In psychology, attachment theory has been around since the late 60s when John Bowlby began studying how infants seek physical and emotional closeness with a primary caregiver – usually their mother. Bowlby, along with his colleague Mary Ainsworth, learned that, when a child is afraid or fearful and attempts find comfort with the mother (or other primary caregiver), the degree of sensitivity shown by the caregiver determines whether the child will have a secure or insecure attachment. According to this theory, there are four attachment styles in children.
Volumes have been written about attachment and children and it is easily researched – there is not space to discuss it here. What many people don’t know, however, is that the attachment styles they developed when they were very young are still affecting them today! The emotional and physical bonds they did or did not experience with those most important to them when they were young are being mirrored in their most important relationships now. This is especially true with couples!

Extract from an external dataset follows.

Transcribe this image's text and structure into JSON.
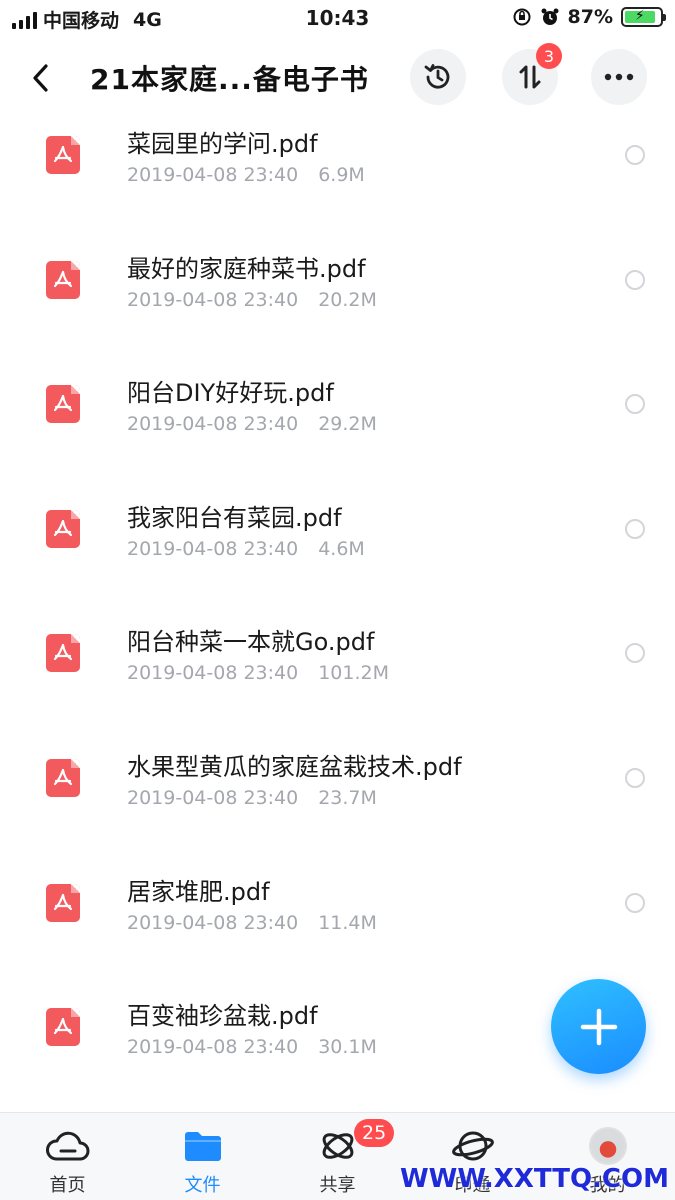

HOW YOU BONDED WITH YOUR MOTHER OR FATHER IS AFFECTING YOUR RELATIONSHIP WITH YOUR SPOUSE!
Just like the attachment styles in children, there are
FOUR ATTACHMENT STYLES IN ADULTS:
Adults who are securely attached are usually more satisfied in their relationships.
- Secure Attachment Adults who are securely attached are usually more satisfied in their relationships. They typically feel secure and connected with their partner, but still allow themselves and their spouse “freedom to move” in the relationship. The relationship is usually honest and equal. Partners can love each other while still feeling independent.
- Anxious-Preoccupied Attachment Adults who are anxiously attached seem to be desperate to form a bond. In fact, they tend to feel as though they are starving for emotional connection. Instead of feeling “real love” or “real trust” toward their partner, they spend much of their time looking for their partner to “complete them.” They often feel fearful and unsure of the relationship and of the love of the partner. When this happens, they may become clingy, possessive, or demanding. Many times, this behavior only pushes their partner away, confirming the anxiously attached partners fears that they were not ever loved in the first place.
- Dismissive-Avoidant Attachment Adults who develop a dismissive-avoidant attachment style tend to emotionally distance themselves from their partners. Sometimes they seek isolation and feel “pseudo-independent.” The avoidantly attached adult leads a more inward life and may easily detach from loved ones, denying their importance. In emotional situations, they are able to “turn off their feelings” and not react.
- Fearful-Avoidant Attachment Adults with this attachment style are in a constant state of ambivalence – they fear both being too close to others and too distant. Many times, as children, these persons lived in abusive homes. The person or people they needed to go to for love and comfort were the same who hurt them. They learned quickly that those they love cannot be trusted. As adults, those with fearful-avoidant attachment know they need to move toward others to get their emotional needs met, but believe that if they get too close they will be hurt. These adults tend to have unpredictable moods and may even be drawn to abusive relationships.
Do you recognize yourself in any of these attachment styles? Do you recognize your spouse’s style? Are both of your styles working together to sabotage the way you relate with and understand each other?
THE ATTACHMENT STYLE YOU DEVELOPED AS A CHILD DOES NOT HAVE TO DEFINE THE WAY YOU RELATE TO THOSE YOU LOVE TODAY.
Therapy can help you and your spouse learn change the maladaptive attachment patterns you’ve learned throughout your lives. You can work toward forming an “earned secure attachment” and learn new styles of attachment that will help you maintain a fulfilling and loving relationship.